| Task goal |
Needed from the entries below: every line that holds the word "Adjustment".

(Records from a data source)
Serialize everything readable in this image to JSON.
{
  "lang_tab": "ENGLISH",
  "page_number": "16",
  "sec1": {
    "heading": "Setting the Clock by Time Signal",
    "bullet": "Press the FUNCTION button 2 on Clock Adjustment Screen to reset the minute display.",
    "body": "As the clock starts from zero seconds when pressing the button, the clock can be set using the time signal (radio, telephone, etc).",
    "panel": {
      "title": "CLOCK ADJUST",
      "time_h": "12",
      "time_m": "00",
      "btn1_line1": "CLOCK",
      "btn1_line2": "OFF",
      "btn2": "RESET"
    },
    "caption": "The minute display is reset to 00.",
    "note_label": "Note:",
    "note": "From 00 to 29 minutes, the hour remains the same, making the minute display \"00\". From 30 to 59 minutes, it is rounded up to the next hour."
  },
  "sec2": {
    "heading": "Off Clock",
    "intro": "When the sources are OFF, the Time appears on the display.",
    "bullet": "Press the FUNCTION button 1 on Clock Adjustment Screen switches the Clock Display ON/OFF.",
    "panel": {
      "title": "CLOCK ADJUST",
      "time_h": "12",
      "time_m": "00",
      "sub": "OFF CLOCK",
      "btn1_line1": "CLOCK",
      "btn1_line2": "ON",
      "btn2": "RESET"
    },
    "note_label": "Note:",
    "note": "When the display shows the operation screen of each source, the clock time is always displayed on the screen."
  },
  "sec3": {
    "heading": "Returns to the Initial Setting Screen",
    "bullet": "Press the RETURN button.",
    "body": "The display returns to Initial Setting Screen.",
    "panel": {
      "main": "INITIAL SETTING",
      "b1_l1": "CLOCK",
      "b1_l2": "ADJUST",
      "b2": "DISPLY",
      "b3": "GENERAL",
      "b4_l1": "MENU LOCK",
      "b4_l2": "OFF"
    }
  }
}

| Output of the exercise |
    "bullet": "Press the FUNCTION button 2 on Clock Adjustment Screen to reset the minute display.",
    "bullet": "Press the FUNCTION button 1 on Clock Adjustment Screen switches the Clock Display ON/OFF.",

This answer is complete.